▼

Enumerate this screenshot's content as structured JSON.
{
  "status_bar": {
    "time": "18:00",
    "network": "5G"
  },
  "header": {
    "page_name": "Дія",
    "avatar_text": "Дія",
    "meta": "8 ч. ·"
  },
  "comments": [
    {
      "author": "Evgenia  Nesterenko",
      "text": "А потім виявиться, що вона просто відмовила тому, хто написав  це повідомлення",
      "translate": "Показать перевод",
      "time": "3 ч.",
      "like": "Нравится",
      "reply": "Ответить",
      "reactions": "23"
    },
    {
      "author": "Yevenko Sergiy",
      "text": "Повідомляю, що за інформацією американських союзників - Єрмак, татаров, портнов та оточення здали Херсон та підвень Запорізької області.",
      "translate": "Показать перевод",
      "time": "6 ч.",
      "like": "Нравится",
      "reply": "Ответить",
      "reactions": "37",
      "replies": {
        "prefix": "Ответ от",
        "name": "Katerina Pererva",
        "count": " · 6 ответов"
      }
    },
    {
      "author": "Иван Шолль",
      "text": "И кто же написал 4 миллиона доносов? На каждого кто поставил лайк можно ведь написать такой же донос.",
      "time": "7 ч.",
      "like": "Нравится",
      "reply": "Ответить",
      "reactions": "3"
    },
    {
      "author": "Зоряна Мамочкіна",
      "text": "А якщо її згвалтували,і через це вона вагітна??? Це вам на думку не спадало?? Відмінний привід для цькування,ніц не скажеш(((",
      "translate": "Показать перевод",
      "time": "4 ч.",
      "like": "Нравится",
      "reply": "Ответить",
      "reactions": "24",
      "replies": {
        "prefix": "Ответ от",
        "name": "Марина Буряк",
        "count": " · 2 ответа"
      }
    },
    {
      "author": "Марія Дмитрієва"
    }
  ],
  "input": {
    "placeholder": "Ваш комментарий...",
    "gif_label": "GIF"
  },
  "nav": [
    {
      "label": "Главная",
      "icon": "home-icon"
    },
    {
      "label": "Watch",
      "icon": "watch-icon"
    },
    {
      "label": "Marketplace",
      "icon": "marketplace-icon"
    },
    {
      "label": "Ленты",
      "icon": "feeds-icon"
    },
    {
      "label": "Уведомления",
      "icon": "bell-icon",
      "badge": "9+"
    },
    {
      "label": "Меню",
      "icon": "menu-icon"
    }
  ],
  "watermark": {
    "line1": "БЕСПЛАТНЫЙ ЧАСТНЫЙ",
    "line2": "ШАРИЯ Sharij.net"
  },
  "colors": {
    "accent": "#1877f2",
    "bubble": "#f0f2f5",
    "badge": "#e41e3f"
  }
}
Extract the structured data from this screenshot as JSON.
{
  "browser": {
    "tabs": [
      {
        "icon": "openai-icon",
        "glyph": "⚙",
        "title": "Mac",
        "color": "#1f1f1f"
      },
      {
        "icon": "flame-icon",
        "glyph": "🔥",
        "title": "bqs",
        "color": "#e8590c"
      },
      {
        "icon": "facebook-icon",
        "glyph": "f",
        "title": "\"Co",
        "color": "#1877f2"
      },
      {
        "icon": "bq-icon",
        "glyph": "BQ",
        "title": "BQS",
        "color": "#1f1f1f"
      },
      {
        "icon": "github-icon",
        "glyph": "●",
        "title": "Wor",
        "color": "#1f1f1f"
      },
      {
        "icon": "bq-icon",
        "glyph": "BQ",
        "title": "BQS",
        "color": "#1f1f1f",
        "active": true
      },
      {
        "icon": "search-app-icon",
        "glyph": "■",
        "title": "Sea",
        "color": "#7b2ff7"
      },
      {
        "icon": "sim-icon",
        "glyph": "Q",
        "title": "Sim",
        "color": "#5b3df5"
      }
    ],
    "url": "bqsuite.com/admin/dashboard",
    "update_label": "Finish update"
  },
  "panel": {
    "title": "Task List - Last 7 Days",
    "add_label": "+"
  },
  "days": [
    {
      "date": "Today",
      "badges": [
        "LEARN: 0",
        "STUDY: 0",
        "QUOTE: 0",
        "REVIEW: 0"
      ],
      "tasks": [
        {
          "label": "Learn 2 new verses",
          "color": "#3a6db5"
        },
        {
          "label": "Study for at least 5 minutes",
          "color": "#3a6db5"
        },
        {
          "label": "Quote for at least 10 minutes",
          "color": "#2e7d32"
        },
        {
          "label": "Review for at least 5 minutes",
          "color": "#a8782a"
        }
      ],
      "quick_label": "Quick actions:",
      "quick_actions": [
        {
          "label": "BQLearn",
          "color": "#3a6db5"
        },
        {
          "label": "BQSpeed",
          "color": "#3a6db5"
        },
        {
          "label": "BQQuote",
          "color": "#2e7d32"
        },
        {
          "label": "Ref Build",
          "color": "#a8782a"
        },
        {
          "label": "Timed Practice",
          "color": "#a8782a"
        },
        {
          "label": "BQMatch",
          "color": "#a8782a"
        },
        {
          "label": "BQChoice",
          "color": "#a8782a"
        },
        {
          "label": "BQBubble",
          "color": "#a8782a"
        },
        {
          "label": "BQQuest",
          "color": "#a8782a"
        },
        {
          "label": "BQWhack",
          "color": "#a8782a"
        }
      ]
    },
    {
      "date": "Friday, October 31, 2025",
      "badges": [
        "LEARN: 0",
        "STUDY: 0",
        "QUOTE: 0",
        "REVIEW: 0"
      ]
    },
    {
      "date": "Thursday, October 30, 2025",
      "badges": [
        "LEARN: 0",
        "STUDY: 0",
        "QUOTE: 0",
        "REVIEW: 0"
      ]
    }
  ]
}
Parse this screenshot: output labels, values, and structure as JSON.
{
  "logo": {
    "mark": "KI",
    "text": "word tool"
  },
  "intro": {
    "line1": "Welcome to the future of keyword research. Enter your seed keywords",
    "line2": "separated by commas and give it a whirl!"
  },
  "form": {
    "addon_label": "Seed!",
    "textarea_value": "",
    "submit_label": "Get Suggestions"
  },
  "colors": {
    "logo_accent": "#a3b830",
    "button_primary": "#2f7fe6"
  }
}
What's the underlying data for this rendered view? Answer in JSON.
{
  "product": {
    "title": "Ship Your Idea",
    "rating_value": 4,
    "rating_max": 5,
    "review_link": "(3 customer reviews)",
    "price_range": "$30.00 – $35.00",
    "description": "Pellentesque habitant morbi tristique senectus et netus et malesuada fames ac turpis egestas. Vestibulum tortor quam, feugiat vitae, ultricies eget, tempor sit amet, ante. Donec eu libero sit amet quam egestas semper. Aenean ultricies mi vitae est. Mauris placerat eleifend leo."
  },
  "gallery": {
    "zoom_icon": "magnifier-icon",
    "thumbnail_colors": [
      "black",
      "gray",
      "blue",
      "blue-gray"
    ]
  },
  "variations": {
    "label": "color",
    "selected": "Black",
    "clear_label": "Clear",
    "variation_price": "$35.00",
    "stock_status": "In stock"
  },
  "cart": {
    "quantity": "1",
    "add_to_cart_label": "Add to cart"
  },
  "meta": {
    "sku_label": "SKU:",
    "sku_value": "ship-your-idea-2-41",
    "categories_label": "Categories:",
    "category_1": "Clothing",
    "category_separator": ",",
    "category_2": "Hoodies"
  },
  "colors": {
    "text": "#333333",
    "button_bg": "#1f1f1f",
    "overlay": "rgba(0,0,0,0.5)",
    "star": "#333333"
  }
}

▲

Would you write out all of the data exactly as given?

Enumerate this screenshot's content as structured JSON.
{
  "status_bar": {
    "time": "18:00",
    "network": "5G"
  },
  "header": {
    "page_name": "Дія",
    "avatar_text": "Дія",
    "meta": "8 ч. ·"
  },
  "comments": [
    {
      "author": "Evgenia  Nesterenko",
      "text": "А потім виявиться, що вона просто відмовила тому, хто написав  це повідомлення",
      "translate": "Показать перевод",
      "time": "3 ч.",
      "like": "Нравится",
      "reply": "Ответить",
      "reactions": "23"
    },
    {
      "author": "Yevenko Sergiy",
      "text": "Повідомляю, що за інформацією американських союзників - Єрмак, татаров, портнов та оточення здали Херсон та підвень Запорізької області.",
      "translate": "Показать перевод",
      "time": "6 ч.",
      "like": "Нравится",
      "reply": "Ответить",
      "reactions": "37",
      "replies": {
        "prefix": "Ответ от",
        "name": "Katerina Pererva",
        "count": " · 6 ответов"
      }
    },
    {
      "author": "Иван Шолль",
      "text": "И кто же написал 4 миллиона доносов? На каждого кто поставил лайк можно ведь написать такой же донос.",
      "time": "7 ч.",
      "like": "Нравится",
      "reply": "Ответить",
      "reactions": "3"
    },
    {
      "author": "Зоряна Мамочкіна",
      "text": "А якщо її згвалтували,і через це вона вагітна??? Це вам на думку не спадало?? Відмінний привід для цькування,ніц не скажеш(((",
      "translate": "Показать перевод",
      "time": "4 ч.",
      "like": "Нравится",
      "reply": "Ответить",
      "reactions": "24",
      "replies": {
        "prefix": "Ответ от",
        "name": "Марина Буряк",
        "count": " · 2 ответа"
      }
    },
    {
      "author": "Марія Дмитрієва"
    }
  ],
  "input": {
    "placeholder": "Ваш комментарий...",
    "gif_label": "GIF"
  },
  "nav": [
    {
      "label": "Главная",
      "icon": "home-icon"
    },
    {
      "label": "Watch",
      "icon": "watch-icon"
    },
    {
      "label": "Marketplace",
      "icon": "marketplace-icon"
    },
    {
      "label": "Ленты",
      "icon": "feeds-icon"
    },
    {
      "label": "Уведомления",
      "icon": "bell-icon",
      "badge": "9+"
    },
    {
      "label": "Меню",
      "icon": "menu-icon"
    }
  ],
  "watermark": {
    "line1": "БЕСПЛАТНЫЙ ЧАСТНЫЙ",
    "line2": "ШАРИЯ Sharij.net"
  },
  "colors": {
    "accent": "#1877f2",
    "bubble": "#f0f2f5",
    "badge": "#e41e3f"
  }
}
Extract the structured data from this screenshot as JSON.
{
  "browser": {
    "tabs": [
      {
        "icon": "openai-icon",
        "glyph": "⚙",
        "title": "Mac",
        "color": "#1f1f1f"
      },
      {
        "icon": "flame-icon",
        "glyph": "🔥",
        "title": "bqs",
        "color": "#e8590c"
      },
      {
        "icon": "facebook-icon",
        "glyph": "f",
        "title": "\"Co",
        "color": "#1877f2"
      },
      {
        "icon": "bq-icon",
        "glyph": "BQ",
        "title": "BQS",
        "color": "#1f1f1f"
      },
      {
        "icon": "github-icon",
        "glyph": "●",
        "title": "Wor",
        "color": "#1f1f1f"
      },
      {
        "icon": "bq-icon",
        "glyph": "BQ",
        "title": "BQS",
        "color": "#1f1f1f",
        "active": true
      },
      {
        "icon": "search-app-icon",
        "glyph": "■",
        "title": "Sea",
        "color": "#7b2ff7"
      },
      {
        "icon": "sim-icon",
        "glyph": "Q",
        "title": "Sim",
        "color": "#5b3df5"
      }
    ],
    "url": "bqsuite.com/admin/dashboard",
    "update_label": "Finish update"
  },
  "panel": {
    "title": "Task List - Last 7 Days",
    "add_label": "+"
  },
  "days": [
    {
      "date": "Today",
      "badges": [
        "LEARN: 0",
        "STUDY: 0",
        "QUOTE: 0",
        "REVIEW: 0"
      ],
      "tasks": [
        {
          "label": "Learn 2 new verses",
          "color": "#3a6db5"
        },
        {
          "label": "Study for at least 5 minutes",
          "color": "#3a6db5"
        },
        {
          "label": "Quote for at least 10 minutes",
          "color": "#2e7d32"
        },
        {
          "label": "Review for at least 5 minutes",
          "color": "#a8782a"
        }
      ],
      "quick_label": "Quick actions:",
      "quick_actions": [
        {
          "label": "BQLearn",
          "color": "#3a6db5"
        },
        {
          "label": "BQSpeed",
          "color": "#3a6db5"
        },
        {
          "label": "BQQuote",
          "color": "#2e7d32"
        },
        {
          "label": "Ref Build",
          "color": "#a8782a"
        },
        {
          "label": "Timed Practice",
          "color": "#a8782a"
        },
        {
          "label": "BQMatch",
          "color": "#a8782a"
        },
        {
          "label": "BQChoice",
          "color": "#a8782a"
        },
        {
          "label": "BQBubble",
          "color": "#a8782a"
        },
        {
          "label": "BQQuest",
          "color": "#a8782a"
        },
        {
          "label": "BQWhack",
          "color": "#a8782a"
        }
      ]
    },
    {
      "date": "Friday, October 31, 2025",
      "badges": [
        "LEARN: 0",
        "STUDY: 0",
        "QUOTE: 0",
        "REVIEW: 0"
      ]
    },
    {
      "date": "Thursday, October 30, 2025",
      "badges": [
        "LEARN: 0",
        "STUDY: 0",
        "QUOTE: 0",
        "REVIEW: 0"
      ]
    }
  ]
}
Parse this screenshot: output labels, values, and structure as JSON.
{
  "logo": {
    "mark": "KI",
    "text": "word tool"
  },
  "intro": {
    "line1": "Welcome to the future of keyword research. Enter your seed keywords",
    "line2": "separated by commas and give it a whirl!"
  },
  "form": {
    "addon_label": "Seed!",
    "textarea_value": "",
    "submit_label": "Get Suggestions"
  },
  "colors": {
    "logo_accent": "#a3b830",
    "button_primary": "#2f7fe6"
  }
}
What's the underlying data for this rendered view? Answer in JSON.
{
  "product": {
    "title": "Ship Your Idea",
    "rating_value": 4,
    "rating_max": 5,
    "review_link": "(3 customer reviews)",
    "price_range": "$30.00 – $35.00",
    "description": "Pellentesque habitant morbi tristique senectus et netus et malesuada fames ac turpis egestas. Vestibulum tortor quam, feugiat vitae, ultricies eget, tempor sit amet, ante. Donec eu libero sit amet quam egestas semper. Aenean ultricies mi vitae est. Mauris placerat eleifend leo."
  },
  "gallery": {
    "zoom_icon": "magnifier-icon",
    "thumbnail_colors": [
      "black",
      "gray",
      "blue",
      "blue-gray"
    ]
  },
  "variations": {
    "label": "color",
    "selected": "Black",
    "clear_label": "Clear",
    "variation_price": "$35.00",
    "stock_status": "In stock"
  },
  "cart": {
    "quantity": "1",
    "add_to_cart_label": "Add to cart"
  },
  "meta": {
    "sku_label": "SKU:",
    "sku_value": "ship-your-idea-2-41",
    "categories_label": "Categories:",
    "category_1": "Clothing",
    "category_separator": ",",
    "category_2": "Hoodies"
  },
  "colors": {
    "text": "#333333",
    "button_bg": "#1f1f1f",
    "overlay": "rgba(0,0,0,0.5)",
    "star": "#333333"
  }
}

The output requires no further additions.